Four University of Pretoria scientists conducting research in sub-Saharan Africa are among a group of 14 women who were recently awarded fellowships by the L'Oréal-UNESCO For Women in Science Regional Programme. Each of the fellows received a research grant at a recent ceremony attended by representatives of public authorities and UNESCO, scientists, academics, intellectuals, thought leaders and organisations promoting gender equality.
The group of fellows consists of 12 doctoral and two post-doctoral students who were drawn from five countries (Ghana, Mauritius, Kenya, South Africa and Nigeria). They were selected by a jury of independent experts for the scientific excellence of their work from more than 480 applicants. The UP fellows are:
Dr. Marilize Everts, South Africa, who received a postdoctoral fellowship
Specialty: Mechanical engineering - Fluid mechanics
Title of project: Heat transfer and pressure drop of high viscosity fluids in solar receiver tubes
Fiona Mumoki – Kenya
Specialty: Biology - Entomology
Title of project: Role of brood pheromones in inhibiting dominance in Apis mellifera capensis reproductive parasites
Andrea Wilson, South Africa
Specialty: Biology - Genomics
Title of project: Sexual reproduction in Huntiella species
Madelien Wooding, South Africa
Specialty: Chemistry - Health sciences
Title of project: Chemical communication between the malaria carrying mosquito, anopheles arabiensis, and its human host
The group gathered in Nairobi last week to benefit from a training programme that will help strengthen their careers. This three-day training course provided by international experts selected by the L'Oréal Foundation addressed the topics of leadership development, management, negotiation, communication and public speaking, as well as modules such as media training and personal digital branding.
The fellows will benefit from a major communications campaign on the African continent, designed to promote and publicise their brilliance.

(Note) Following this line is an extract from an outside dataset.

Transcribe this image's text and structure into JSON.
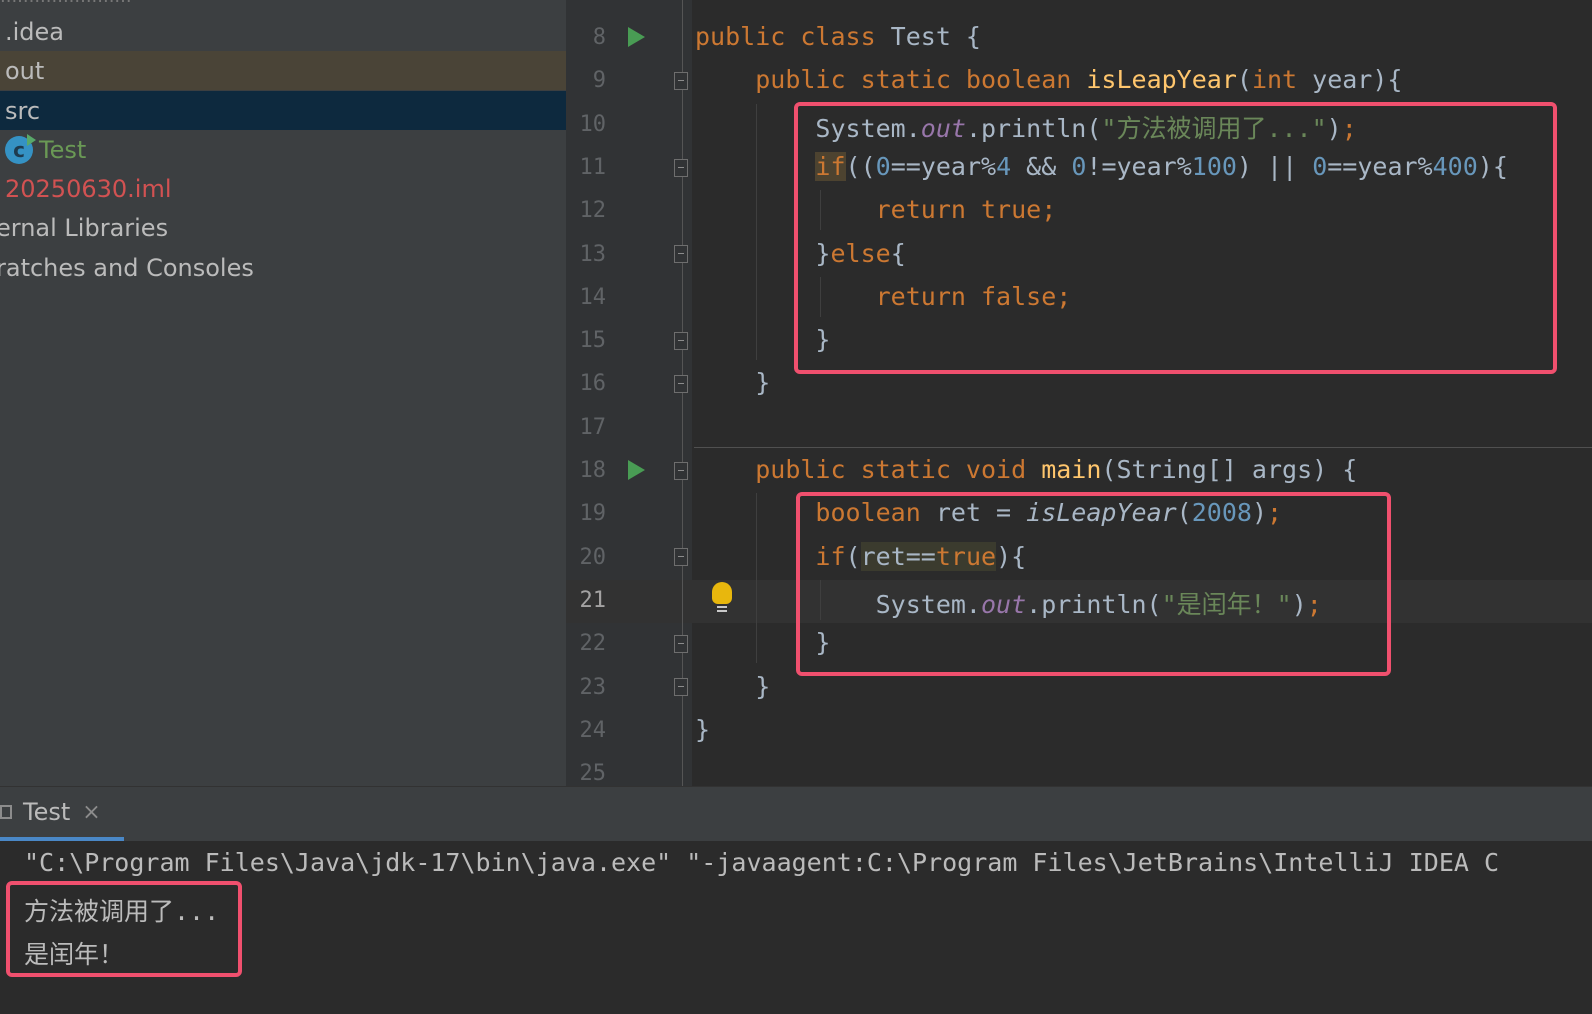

This initiative serves one goal: to highlight scientific excellence of female researchers in sub-Saharan Africa, in order to create role models, encourage other young women to become scientists, and empower women to shape the future of the continent.
According to Alexandra Palt, Executive Vice-President of the L’Oréal Foundation, “The world needs science, and science needs women: nowhere is this more clearly illustrated than in African countries, which face significant challenges including climate change, access to energy or food security. Science and technology are key to addressing these challenges, and this will not be possible without women. Their talents and perspectives enrich relevant research.”
The L’Oreal-UNESCO For Women in Science Sub-Saharan Africa regional programme has grown significantly since its inception. “After eight editions in South Africa, we decided to host our ceremony in Nairobi to reinforce our commitment to giving all sb-Saharan African women scientists an opportunity,” Palt said.